>> reporter: not a bad showing from a school that's only been around since 1997 and whose basketball coach is 43-year-old andy enfield, a self-made millionaire who walked away from wall street to pursue his own hoop dreams. >> no one knew what fgcu stood for prior to 72 hours ago. >> reporter: even the king, lebron james, gave the eagles a shoutout on twitter but he, too, got the name wrong. and when the team arrived back home before sun-up, the bus was mobbed by students. >> gone are the days where we have to explain to people what fgcu is, where it is, and what it stands for. >> reporter: next in line for the high flying no namers, their powerful neighbors to the north, the florida gators. that won't be a slam dunk either. kevin tibbles, nbc news, chicago. >> that's why they call it march madness. that's our broadcast on a monday night as we start a new week here. thank you for being here with us. i'm brian williams. we hope to see you right back here tomorrow evening. good night.
an east san jose woman's 11-month-old daughter sitting in the back of the family's suv as it warmed up in the driveway. in a moment, both were gone, sparking an amber alert and a statewide search. after hours of searching, the ordeal ended, at least for mother and baby. trujillo tracked the search and they're still looking for a suspect, damien. >> that's right. as of now, the family has not returned to their home on amargar court. the baby is safe, and meanwhile, the hunt is on for the baby's
kidnapper. the mother walked into the er with detectives just before noon. >> we're just happy we're able to reunite gabriella with her mother. >> reporter: it started at the family home on amargor court. someone got into the car the family was warming up and took off, baby strapped in a car seat. at one point police closed off highway 101 north of trimbull road looking for evidence. it wasn't until maintenance worker julio remembered the amber alert he got on his phone. he checked the plates of a white jeep liberty at this apartment complex near the seven trees community center and dialed 911. >> i had an amber alert on my phone already. i looked at the car that i saw there for a few -- a couple hours, probably, it was there. so i checked the plates with amber alert. since they matched, i called the pd right away. >> reporter: officer carlos acosta, a four-year veteran, was

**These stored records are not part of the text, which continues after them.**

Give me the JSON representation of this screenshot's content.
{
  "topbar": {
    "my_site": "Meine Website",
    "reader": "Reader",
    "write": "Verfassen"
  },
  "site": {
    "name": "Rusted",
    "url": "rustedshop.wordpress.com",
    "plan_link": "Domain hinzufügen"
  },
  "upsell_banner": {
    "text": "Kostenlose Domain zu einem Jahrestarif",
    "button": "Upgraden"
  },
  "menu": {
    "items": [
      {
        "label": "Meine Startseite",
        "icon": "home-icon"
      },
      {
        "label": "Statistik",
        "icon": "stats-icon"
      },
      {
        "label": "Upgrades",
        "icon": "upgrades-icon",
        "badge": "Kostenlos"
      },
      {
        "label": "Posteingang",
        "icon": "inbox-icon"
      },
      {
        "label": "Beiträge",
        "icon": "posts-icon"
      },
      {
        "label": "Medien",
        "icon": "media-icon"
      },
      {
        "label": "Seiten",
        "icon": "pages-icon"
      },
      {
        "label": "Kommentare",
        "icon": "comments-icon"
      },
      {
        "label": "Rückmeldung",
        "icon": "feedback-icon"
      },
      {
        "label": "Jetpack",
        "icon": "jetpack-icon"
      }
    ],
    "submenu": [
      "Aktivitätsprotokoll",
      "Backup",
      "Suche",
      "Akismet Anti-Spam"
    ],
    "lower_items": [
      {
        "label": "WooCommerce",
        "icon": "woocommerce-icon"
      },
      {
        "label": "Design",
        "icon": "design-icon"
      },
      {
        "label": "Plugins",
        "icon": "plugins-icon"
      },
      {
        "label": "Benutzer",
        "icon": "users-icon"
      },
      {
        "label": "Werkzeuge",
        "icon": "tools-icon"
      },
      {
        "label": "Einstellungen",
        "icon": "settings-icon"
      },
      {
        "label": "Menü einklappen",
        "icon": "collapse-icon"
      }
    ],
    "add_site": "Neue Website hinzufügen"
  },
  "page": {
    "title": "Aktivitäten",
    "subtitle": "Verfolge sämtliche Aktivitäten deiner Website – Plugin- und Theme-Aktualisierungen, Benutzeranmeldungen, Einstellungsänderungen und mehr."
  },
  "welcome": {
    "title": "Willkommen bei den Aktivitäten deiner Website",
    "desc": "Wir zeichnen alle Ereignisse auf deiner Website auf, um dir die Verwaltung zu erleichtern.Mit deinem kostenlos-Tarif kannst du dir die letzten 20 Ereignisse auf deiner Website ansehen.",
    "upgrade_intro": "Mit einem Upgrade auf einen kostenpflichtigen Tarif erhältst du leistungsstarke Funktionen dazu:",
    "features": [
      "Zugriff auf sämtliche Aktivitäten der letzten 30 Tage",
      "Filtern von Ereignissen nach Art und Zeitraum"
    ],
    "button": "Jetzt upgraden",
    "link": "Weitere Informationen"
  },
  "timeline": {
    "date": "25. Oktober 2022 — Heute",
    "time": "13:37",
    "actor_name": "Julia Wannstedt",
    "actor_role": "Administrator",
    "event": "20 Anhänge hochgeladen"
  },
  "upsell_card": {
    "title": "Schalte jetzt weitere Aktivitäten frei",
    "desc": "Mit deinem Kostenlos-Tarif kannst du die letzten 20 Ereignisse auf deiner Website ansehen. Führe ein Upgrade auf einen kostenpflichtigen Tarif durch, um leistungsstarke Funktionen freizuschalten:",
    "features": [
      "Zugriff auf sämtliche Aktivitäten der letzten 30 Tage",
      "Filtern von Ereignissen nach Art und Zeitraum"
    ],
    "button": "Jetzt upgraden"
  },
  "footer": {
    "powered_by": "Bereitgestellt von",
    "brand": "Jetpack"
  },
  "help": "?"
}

on the scene. she carried the child to the ambulance. >> she appeared distraught, kind of lost, dazed. so she was happy. >> she was checked out at valley medical center just after 4:00 this afternoon. now the focus is on the kidnapper, a woman. police are determining if she knew there was a child in the car when she took it. >> we want to know who took the car and what their motivation was. we have the car. it's a huge piece of evidence. >> evidence they hope will lead detectives to the kidnapper. >> reporter: and the family was at police headquarters trying to come up with a possible composite sketch of the possible suspect. there are also surveillance cameras at the home across the street here, so no doubt police are also looking at that type of footage. i was told by one of the officers who was inside the home that for most of the morning, the mother was hanging onto a rosary, holding it tightly, praying for her child's re